Records excerpted from a collection:
┄┄┄┄┄┄

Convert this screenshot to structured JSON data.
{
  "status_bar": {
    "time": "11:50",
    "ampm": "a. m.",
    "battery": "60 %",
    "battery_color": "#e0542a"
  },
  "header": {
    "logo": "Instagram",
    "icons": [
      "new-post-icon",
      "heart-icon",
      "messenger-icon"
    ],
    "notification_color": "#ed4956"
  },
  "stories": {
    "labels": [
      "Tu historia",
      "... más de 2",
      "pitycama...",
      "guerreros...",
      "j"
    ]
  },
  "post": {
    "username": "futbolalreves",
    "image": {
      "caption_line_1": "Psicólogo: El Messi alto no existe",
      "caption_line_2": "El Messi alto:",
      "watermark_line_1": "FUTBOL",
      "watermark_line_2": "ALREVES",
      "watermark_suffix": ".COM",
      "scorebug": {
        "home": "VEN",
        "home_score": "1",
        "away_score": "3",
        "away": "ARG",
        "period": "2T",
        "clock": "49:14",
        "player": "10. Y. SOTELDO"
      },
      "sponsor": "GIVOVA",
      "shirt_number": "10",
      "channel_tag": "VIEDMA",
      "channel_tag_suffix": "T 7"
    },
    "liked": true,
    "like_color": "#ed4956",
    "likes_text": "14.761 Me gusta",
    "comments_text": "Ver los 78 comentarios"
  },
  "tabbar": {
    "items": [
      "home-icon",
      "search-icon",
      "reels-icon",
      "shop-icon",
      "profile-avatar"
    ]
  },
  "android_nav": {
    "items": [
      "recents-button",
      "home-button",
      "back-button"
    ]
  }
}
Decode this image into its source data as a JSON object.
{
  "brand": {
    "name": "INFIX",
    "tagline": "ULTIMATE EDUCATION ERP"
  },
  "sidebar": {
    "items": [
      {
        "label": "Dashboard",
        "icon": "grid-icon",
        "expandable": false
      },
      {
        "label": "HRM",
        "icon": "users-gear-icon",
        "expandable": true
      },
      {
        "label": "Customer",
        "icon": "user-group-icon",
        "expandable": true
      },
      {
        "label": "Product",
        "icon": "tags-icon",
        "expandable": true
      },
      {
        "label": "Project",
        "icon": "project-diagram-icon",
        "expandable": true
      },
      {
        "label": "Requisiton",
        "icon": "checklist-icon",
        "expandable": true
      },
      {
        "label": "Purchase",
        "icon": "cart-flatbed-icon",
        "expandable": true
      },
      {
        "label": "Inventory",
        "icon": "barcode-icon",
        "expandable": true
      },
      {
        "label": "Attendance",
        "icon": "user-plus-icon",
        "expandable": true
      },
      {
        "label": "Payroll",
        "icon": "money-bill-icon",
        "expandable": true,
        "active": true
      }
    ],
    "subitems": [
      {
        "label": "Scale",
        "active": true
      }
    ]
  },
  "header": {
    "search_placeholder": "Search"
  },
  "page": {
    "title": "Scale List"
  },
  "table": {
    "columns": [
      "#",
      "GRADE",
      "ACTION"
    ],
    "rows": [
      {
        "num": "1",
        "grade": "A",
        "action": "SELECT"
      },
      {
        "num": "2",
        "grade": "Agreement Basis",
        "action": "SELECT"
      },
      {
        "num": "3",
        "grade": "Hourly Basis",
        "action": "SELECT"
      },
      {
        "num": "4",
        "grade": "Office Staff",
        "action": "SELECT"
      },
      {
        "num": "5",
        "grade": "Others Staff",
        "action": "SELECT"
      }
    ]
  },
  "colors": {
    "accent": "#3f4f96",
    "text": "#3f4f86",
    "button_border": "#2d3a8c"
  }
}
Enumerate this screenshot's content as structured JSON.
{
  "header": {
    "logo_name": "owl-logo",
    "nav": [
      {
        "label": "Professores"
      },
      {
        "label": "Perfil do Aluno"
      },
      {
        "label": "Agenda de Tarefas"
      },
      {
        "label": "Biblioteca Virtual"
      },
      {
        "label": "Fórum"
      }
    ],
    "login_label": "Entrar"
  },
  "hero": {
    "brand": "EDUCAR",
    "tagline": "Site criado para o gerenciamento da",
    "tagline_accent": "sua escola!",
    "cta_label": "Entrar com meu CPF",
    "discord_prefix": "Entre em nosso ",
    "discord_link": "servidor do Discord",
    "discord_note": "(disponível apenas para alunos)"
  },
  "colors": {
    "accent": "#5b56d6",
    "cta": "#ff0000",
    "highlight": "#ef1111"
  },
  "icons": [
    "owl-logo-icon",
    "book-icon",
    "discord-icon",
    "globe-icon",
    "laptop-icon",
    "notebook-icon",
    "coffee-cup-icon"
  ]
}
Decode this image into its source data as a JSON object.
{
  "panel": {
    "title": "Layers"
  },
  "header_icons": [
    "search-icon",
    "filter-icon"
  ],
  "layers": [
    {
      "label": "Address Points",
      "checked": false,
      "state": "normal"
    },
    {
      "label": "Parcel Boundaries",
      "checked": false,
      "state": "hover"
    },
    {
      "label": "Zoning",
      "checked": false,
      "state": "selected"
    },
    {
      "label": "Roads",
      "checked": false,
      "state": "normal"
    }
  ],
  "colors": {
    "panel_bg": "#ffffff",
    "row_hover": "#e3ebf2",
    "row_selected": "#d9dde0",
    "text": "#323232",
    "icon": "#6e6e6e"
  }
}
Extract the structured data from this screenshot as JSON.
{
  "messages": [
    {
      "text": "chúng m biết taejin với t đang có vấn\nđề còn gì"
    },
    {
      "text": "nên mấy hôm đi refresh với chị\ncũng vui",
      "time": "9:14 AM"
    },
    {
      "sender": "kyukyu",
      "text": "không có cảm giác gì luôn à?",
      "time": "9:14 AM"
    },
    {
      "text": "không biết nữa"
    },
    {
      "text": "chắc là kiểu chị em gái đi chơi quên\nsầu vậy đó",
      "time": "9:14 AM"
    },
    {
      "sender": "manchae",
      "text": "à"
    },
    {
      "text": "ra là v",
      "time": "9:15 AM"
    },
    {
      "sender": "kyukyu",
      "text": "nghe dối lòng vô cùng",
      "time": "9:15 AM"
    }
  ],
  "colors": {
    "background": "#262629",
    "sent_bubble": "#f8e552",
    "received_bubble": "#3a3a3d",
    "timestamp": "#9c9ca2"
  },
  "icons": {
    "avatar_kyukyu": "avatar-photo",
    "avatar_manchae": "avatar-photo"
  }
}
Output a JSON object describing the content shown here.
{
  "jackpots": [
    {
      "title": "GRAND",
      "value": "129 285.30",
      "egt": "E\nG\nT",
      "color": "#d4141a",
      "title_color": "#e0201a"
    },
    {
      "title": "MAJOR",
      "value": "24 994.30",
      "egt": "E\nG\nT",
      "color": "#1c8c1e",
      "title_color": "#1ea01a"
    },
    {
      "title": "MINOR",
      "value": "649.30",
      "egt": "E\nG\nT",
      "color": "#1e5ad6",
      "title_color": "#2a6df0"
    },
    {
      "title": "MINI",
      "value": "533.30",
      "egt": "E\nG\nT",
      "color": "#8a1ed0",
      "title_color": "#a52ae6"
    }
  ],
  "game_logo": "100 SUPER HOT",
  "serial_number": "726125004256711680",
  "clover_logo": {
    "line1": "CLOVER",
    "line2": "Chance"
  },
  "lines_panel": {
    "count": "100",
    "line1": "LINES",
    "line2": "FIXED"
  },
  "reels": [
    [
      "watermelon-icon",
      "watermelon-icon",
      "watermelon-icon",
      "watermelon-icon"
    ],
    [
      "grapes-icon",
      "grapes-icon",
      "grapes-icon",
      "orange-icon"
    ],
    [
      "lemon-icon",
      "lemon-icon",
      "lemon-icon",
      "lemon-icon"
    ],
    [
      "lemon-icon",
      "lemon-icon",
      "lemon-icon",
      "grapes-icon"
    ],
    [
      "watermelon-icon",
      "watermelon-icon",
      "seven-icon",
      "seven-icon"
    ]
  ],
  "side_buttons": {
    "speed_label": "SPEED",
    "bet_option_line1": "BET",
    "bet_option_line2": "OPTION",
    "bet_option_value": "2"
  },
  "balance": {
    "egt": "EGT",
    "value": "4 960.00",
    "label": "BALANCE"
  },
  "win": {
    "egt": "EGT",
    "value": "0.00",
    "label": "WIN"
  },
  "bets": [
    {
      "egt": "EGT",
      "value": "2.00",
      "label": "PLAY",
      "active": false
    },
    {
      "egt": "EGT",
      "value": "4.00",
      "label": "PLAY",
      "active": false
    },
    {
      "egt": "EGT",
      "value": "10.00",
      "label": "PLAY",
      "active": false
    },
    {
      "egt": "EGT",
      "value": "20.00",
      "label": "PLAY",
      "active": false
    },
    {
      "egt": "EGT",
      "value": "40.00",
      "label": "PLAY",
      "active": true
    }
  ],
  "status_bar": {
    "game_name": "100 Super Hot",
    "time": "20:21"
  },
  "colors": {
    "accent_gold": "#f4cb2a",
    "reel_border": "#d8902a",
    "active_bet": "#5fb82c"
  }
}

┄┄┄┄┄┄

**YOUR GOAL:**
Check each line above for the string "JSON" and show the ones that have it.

**RESULT OF THE TASK:**
Convert this screenshot to structured JSON data.
Decode this image into its source data as a JSON object.
Enumerate this screenshot's content as structured JSON.
Decode this image into its source data as a JSON object.
Extract the structured data from this screenshot as JSON.
Output a JSON object describing the content shown here.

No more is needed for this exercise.